# Exercise data:
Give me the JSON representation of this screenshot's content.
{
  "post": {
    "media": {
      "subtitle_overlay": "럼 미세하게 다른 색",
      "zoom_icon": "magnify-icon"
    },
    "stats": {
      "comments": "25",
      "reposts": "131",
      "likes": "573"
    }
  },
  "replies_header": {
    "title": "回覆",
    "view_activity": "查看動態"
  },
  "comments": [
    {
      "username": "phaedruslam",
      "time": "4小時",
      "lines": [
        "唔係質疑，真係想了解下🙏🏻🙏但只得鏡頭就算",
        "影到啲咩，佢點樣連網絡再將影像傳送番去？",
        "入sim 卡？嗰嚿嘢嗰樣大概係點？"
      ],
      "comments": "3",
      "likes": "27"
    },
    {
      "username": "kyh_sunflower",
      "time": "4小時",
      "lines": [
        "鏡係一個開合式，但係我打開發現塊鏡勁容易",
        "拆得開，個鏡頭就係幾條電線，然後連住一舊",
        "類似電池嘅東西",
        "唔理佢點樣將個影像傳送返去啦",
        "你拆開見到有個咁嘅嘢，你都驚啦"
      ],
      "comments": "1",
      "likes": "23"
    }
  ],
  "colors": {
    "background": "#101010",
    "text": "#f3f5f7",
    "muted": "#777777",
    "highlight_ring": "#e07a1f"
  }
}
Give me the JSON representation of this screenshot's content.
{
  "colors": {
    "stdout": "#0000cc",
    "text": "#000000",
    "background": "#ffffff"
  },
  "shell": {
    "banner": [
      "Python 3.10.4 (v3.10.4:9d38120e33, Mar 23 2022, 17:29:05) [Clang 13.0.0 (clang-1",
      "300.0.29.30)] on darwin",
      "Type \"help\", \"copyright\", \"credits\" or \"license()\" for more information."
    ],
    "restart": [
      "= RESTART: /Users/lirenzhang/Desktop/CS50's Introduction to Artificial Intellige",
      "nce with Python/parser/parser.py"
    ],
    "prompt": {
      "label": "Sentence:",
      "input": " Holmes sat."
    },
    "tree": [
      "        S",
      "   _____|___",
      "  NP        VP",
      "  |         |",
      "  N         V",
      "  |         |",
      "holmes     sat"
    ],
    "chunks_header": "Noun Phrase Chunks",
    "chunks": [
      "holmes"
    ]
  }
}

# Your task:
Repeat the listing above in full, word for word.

# Solved exercise:
Give me the JSON representation of this screenshot's content.
{
  "post": {
    "media": {
      "subtitle_overlay": "럼 미세하게 다른 색",
      "zoom_icon": "magnify-icon"
    },
    "stats": {
      "comments": "25",
      "reposts": "131",
      "likes": "573"
    }
  },
  "replies_header": {
    "title": "回覆",
    "view_activity": "查看動態"
  },
  "comments": [
    {
      "username": "phaedruslam",
      "time": "4小時",
      "lines": [
        "唔係質疑，真係想了解下🙏🏻🙏但只得鏡頭就算",
        "影到啲咩，佢點樣連網絡再將影像傳送番去？",
        "入sim 卡？嗰嚿嘢嗰樣大概係點？"
      ],
      "comments": "3",
      "likes": "27"
    },
    {
      "username": "kyh_sunflower",
      "time": "4小時",
      "lines": [
        "鏡係一個開合式，但係我打開發現塊鏡勁容易",
        "拆得開，個鏡頭就係幾條電線，然後連住一舊",
        "類似電池嘅東西",
        "唔理佢點樣將個影像傳送返去啦",
        "你拆開見到有個咁嘅嘢，你都驚啦"
      ],
      "comments": "1",
      "likes": "23"
    }
  ],
  "colors": {
    "background": "#101010",
    "text": "#f3f5f7",
    "muted": "#777777",
    "highlight_ring": "#e07a1f"
  }
}
Give me the JSON representation of this screenshot's content.
{
  "colors": {
    "stdout": "#0000cc",
    "text": "#000000",
    "background": "#ffffff"
  },
  "shell": {
    "banner": [
      "Python 3.10.4 (v3.10.4:9d38120e33, Mar 23 2022, 17:29:05) [Clang 13.0.0 (clang-1",
      "300.0.29.30)] on darwin",
      "Type \"help\", \"copyright\", \"credits\" or \"license()\" for more information."
    ],
    "restart": [
      "= RESTART: /Users/lirenzhang/Desktop/CS50's Introduction to Artificial Intellige",
      "nce with Python/parser/parser.py"
    ],
    "prompt": {
      "label": "Sentence:",
      "input": " Holmes sat."
    },
    "tree": [
      "        S",
      "   _____|___",
      "  NP        VP",
      "  |         |",
      "  N         V",
      "  |         |",
      "holmes     sat"
    ],
    "chunks_header": "Noun Phrase Chunks",
    "chunks": [
      "holmes"
    ]
  }
}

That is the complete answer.